Atul Gawande, author of The Checklist, Complications, and Better, co-authored a paper in 2000 on the impact of the internet on quality measurement that is worth reading.
Consumers are eager for information about health. However, their use of such data has been limited to date. When consumers do consider data in making health care choices, they rely more on word-of-mouth reputation than on traditional quality measures, although this information has not necessarily been readily accessible. The Internet changes the exercise of quality measure- ment in several ways. First, quality information—including reputation—will be more readily available. Second, consumers will increasingly use it. Third, the Internet provides a low-cost, standard platform that will make it vastly easier for providers to collect quality information and pass it on to others. However, major barriers still stand in the way of public access to quality information on the Internet as well as of having that access actually improve patients’ care.
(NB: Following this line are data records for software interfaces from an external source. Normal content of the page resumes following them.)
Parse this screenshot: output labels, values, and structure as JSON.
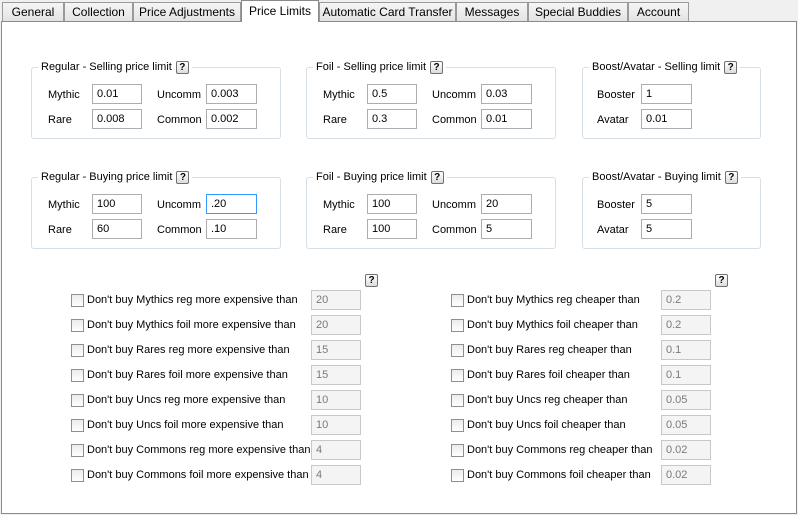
{
  "tabs": [
    "General",
    "Collection",
    "Price Adjustments",
    "Price Limits",
    "Automatic Card Transfer",
    "Messages",
    "Special Buddies",
    "Account"
  ],
  "active_tab": "Price Limits",
  "help_glyph": "?",
  "groups": {
    "reg_sell": {
      "title": "Regular - Selling price limit",
      "labels": [
        "Mythic",
        "Uncomm",
        "Rare",
        "Common"
      ],
      "values": [
        "0.01",
        "0.003",
        "0.008",
        "0.002"
      ]
    },
    "foil_sell": {
      "title": "Foil - Selling price limit",
      "labels": [
        "Mythic",
        "Uncomm",
        "Rare",
        "Common"
      ],
      "values": [
        "0.5",
        "0.03",
        "0.3",
        "0.01"
      ]
    },
    "boost_sell": {
      "title": "Boost/Avatar - Selling limit",
      "labels": [
        "Booster",
        "Avatar"
      ],
      "values": [
        "1",
        "0.01"
      ]
    },
    "reg_buy": {
      "title": "Regular - Buying price limit",
      "labels": [
        "Mythic",
        "Uncomm",
        "Rare",
        "Common"
      ],
      "values": [
        "100",
        ".20",
        "60",
        ".10"
      ]
    },
    "foil_buy": {
      "title": "Foil - Buying price limit",
      "labels": [
        "Mythic",
        "Uncomm",
        "Rare",
        "Common"
      ],
      "values": [
        "100",
        "20",
        "100",
        "5"
      ]
    },
    "boost_buy": {
      "title": "Boost/Avatar - Buying limit",
      "labels": [
        "Booster",
        "Avatar"
      ],
      "values": [
        "5",
        "5"
      ]
    }
  },
  "expensive": [
    {
      "label": "Don't buy Mythics reg more expensive than",
      "value": "20"
    },
    {
      "label": "Don't buy Mythics foil more expensive than",
      "value": "20"
    },
    {
      "label": "Don't buy Rares reg more expensive than",
      "value": "15"
    },
    {
      "label": "Don't buy Rares foil more expensive than",
      "value": "15"
    },
    {
      "label": "Don't buy Uncs reg more expensive than",
      "value": "10"
    },
    {
      "label": "Don't buy Uncs foil more expensive than",
      "value": "10"
    },
    {
      "label": "Don't buy Commons reg more expensive than",
      "value": "4"
    },
    {
      "label": "Don't buy Commons foil more expensive than",
      "value": "4"
    }
  ],
  "cheaper": [
    {
      "label": "Don't buy Mythics reg cheaper than",
      "value": "0.2"
    },
    {
      "label": "Don't buy Mythics foil cheaper than",
      "value": "0.2"
    },
    {
      "label": "Don't buy Rares reg cheaper than",
      "value": "0.1"
    },
    {
      "label": "Don't buy Rares foil cheaper than",
      "value": "0.1"
    },
    {
      "label": "Don't buy Uncs reg cheaper than",
      "value": "0.05"
    },
    {
      "label": "Don't buy Uncs foil cheaper than",
      "value": "0.05"
    },
    {
      "label": "Don't buy Commons reg cheaper than",
      "value": "0.02"
    },
    {
      "label": "Don't buy Commons foil cheaper than",
      "value": "0.02"
    }
  ]
}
Dr. Atul Gawande, is the New York Times bestselling author of Better, Complications, and The Checklist Manifesto.